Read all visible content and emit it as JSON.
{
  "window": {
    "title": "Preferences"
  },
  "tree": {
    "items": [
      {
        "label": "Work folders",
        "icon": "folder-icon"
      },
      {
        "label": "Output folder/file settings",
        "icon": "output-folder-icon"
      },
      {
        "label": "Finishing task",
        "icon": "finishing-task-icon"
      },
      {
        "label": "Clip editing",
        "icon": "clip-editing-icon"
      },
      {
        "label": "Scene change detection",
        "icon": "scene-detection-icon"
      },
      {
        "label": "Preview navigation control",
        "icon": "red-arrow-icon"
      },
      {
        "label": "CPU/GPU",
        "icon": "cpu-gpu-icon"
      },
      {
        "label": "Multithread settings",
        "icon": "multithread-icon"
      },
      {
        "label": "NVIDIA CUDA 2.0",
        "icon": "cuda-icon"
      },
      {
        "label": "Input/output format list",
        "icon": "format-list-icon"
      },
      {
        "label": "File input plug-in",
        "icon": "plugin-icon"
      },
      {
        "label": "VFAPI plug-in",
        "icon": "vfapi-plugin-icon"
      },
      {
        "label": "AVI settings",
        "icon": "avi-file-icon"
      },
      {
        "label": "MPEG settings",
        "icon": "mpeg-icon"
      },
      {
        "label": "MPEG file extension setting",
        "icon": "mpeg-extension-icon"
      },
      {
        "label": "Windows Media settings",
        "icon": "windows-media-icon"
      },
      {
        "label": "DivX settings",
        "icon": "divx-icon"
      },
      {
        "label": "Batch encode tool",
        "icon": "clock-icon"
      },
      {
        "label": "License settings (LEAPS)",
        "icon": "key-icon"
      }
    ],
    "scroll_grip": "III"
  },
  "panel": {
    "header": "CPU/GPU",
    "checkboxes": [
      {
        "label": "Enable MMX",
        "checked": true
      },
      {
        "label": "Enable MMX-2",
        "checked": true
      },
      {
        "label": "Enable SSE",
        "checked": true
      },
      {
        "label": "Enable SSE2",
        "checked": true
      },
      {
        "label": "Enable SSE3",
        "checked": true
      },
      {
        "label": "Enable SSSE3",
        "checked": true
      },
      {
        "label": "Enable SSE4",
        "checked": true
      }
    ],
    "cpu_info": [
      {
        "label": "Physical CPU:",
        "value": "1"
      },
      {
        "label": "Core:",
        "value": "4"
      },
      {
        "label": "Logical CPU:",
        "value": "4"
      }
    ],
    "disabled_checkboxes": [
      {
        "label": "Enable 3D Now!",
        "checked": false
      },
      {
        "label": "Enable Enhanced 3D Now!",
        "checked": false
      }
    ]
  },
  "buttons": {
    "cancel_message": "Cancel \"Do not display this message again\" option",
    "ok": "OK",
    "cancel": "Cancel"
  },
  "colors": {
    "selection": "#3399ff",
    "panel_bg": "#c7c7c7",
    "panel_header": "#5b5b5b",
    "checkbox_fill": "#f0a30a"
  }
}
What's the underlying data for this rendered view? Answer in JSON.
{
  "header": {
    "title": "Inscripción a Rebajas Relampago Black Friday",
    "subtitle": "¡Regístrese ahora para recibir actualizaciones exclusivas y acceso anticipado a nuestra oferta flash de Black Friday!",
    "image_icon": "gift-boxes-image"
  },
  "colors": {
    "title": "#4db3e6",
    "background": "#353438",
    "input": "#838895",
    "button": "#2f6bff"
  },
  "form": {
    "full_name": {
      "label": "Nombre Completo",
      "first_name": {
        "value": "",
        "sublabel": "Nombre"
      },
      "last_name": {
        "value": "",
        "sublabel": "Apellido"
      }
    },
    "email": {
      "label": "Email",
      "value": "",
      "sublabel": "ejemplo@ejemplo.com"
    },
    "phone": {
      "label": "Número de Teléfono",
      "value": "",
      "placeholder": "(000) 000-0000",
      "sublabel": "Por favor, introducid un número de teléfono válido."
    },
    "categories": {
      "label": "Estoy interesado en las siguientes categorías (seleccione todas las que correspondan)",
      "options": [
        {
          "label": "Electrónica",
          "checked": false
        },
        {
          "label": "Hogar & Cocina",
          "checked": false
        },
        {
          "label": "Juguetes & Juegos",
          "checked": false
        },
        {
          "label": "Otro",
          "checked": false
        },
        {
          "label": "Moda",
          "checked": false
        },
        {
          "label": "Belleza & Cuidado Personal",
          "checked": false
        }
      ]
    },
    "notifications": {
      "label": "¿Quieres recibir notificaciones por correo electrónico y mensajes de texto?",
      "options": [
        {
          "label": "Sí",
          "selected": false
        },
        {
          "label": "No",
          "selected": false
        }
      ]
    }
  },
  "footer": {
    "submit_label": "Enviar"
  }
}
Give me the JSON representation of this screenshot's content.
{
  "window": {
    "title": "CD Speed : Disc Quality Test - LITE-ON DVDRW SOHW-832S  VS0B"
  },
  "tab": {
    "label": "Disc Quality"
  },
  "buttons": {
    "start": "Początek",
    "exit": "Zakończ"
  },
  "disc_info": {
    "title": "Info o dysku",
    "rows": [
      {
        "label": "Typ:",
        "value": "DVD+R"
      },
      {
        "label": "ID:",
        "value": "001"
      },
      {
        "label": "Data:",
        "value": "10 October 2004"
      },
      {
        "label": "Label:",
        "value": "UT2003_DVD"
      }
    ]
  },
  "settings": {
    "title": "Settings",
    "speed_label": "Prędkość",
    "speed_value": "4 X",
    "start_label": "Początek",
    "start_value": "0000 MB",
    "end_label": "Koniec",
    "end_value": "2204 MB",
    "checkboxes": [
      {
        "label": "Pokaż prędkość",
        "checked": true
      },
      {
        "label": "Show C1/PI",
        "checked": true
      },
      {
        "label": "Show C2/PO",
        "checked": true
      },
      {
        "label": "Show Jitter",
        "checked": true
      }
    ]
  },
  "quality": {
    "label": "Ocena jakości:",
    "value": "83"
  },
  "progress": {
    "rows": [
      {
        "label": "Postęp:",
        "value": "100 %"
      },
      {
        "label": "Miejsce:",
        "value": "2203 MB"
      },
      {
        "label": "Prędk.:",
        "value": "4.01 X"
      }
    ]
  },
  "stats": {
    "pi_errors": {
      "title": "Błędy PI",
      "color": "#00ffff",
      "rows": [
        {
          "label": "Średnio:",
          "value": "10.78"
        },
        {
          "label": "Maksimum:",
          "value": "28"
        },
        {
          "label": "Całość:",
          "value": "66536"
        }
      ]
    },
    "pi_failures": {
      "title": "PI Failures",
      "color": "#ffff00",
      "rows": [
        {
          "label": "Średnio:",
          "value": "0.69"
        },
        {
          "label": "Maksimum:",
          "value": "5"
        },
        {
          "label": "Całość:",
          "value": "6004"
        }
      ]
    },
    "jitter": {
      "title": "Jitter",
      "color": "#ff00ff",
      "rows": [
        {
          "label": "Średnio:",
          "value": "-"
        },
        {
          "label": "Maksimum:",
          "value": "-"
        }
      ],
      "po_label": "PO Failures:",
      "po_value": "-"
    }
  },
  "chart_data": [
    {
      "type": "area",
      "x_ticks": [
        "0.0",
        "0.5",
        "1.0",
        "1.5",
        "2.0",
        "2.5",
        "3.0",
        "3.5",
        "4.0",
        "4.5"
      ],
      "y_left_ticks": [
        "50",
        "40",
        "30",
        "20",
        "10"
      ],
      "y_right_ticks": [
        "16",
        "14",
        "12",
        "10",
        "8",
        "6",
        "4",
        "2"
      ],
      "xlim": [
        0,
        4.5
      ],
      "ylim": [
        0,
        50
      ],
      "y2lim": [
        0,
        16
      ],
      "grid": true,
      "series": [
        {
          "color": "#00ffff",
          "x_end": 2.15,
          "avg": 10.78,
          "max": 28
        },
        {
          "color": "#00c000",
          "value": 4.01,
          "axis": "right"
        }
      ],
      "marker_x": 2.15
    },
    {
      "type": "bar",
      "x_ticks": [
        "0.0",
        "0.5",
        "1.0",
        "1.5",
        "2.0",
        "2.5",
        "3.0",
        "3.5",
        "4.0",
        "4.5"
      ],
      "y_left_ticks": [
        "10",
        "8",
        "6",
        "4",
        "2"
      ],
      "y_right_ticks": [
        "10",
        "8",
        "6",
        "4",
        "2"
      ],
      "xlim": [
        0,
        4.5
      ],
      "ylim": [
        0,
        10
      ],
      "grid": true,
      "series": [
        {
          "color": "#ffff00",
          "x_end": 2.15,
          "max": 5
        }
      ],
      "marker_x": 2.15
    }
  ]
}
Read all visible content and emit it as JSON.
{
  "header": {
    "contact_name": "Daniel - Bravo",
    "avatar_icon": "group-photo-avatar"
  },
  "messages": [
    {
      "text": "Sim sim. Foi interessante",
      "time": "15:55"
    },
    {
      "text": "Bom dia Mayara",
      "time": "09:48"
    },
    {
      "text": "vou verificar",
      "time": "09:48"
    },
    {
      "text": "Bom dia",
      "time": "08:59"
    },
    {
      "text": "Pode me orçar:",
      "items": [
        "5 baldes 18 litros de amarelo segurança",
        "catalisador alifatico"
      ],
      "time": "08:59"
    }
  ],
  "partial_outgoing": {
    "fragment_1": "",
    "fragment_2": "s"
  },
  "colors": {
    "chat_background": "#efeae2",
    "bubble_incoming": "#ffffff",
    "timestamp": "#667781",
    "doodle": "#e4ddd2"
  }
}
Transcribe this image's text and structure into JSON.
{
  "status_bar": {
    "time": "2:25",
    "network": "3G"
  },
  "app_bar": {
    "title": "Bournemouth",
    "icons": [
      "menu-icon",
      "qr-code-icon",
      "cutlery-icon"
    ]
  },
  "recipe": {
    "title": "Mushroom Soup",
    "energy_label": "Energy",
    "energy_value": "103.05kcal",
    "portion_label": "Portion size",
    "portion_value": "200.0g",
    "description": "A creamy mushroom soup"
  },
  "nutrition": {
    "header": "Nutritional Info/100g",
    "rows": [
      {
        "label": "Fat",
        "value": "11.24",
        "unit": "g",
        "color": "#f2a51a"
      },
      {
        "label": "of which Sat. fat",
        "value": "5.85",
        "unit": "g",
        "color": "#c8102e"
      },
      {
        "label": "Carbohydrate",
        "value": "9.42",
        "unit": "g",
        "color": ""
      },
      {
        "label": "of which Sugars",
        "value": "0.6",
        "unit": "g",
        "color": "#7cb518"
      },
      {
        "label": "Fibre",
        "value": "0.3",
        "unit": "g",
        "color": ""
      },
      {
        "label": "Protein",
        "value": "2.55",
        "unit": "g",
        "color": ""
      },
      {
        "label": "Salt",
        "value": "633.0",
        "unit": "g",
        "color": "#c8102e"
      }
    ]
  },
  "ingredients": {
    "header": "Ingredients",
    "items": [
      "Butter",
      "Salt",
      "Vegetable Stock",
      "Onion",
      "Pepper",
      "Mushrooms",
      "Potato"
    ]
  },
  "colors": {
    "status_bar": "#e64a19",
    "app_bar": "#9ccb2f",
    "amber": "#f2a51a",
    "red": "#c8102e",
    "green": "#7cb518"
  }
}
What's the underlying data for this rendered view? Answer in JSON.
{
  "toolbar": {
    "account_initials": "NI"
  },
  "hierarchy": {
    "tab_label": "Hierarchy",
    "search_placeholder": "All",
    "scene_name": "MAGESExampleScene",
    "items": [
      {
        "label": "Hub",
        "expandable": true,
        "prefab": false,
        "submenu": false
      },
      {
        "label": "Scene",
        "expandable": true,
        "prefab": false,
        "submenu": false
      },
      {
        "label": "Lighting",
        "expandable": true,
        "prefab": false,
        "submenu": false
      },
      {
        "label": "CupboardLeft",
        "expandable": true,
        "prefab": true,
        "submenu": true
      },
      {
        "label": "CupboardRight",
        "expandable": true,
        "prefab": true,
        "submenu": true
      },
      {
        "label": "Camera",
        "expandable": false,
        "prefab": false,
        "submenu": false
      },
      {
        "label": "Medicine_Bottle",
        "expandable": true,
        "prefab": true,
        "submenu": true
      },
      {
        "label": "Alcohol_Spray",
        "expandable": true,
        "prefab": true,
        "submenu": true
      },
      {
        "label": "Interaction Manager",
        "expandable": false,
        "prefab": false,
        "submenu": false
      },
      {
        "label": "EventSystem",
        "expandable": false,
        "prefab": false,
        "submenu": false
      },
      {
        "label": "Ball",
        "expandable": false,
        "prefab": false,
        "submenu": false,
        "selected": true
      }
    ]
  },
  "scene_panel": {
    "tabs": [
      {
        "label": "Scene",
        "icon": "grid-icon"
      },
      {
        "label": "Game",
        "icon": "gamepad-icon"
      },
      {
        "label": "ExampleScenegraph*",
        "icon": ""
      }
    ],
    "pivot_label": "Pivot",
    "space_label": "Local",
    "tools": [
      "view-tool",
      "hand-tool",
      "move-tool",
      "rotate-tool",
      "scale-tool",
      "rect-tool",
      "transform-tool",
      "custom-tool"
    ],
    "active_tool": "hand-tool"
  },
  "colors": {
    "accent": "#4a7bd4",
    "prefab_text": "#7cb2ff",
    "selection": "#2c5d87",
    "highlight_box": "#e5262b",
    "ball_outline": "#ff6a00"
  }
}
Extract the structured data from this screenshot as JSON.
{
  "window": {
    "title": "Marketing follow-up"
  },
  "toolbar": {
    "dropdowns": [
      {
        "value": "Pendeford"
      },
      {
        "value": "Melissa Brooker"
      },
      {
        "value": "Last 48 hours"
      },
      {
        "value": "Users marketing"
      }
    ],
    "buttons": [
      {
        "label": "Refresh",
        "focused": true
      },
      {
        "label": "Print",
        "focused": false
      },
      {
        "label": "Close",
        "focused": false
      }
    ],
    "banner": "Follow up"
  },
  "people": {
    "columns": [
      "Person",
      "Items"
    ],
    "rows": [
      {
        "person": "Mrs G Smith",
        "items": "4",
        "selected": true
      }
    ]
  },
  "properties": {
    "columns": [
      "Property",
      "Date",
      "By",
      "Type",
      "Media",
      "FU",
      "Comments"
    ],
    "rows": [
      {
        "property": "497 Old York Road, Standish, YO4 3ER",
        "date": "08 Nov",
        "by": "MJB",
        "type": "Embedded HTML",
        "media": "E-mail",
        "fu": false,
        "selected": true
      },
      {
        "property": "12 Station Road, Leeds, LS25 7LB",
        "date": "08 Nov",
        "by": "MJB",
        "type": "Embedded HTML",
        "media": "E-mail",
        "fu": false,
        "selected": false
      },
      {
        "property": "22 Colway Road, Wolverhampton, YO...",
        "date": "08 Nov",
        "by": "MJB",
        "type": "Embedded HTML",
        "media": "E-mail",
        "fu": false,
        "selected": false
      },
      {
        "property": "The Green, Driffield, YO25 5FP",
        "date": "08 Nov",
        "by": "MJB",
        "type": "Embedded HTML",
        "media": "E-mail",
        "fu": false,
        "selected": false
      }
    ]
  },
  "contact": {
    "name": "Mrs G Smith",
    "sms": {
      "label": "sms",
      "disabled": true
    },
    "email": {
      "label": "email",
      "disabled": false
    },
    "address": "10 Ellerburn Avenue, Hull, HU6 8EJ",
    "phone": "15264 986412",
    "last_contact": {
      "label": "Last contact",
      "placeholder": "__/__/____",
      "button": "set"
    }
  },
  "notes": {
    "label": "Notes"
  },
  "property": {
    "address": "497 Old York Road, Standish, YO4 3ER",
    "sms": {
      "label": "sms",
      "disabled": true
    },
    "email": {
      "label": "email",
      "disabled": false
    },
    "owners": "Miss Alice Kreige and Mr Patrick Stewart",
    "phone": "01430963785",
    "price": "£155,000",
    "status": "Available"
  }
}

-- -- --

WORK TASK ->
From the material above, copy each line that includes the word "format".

RESPONSE ->
        "label": "Input/output format list",
        "icon": "format-list-icon"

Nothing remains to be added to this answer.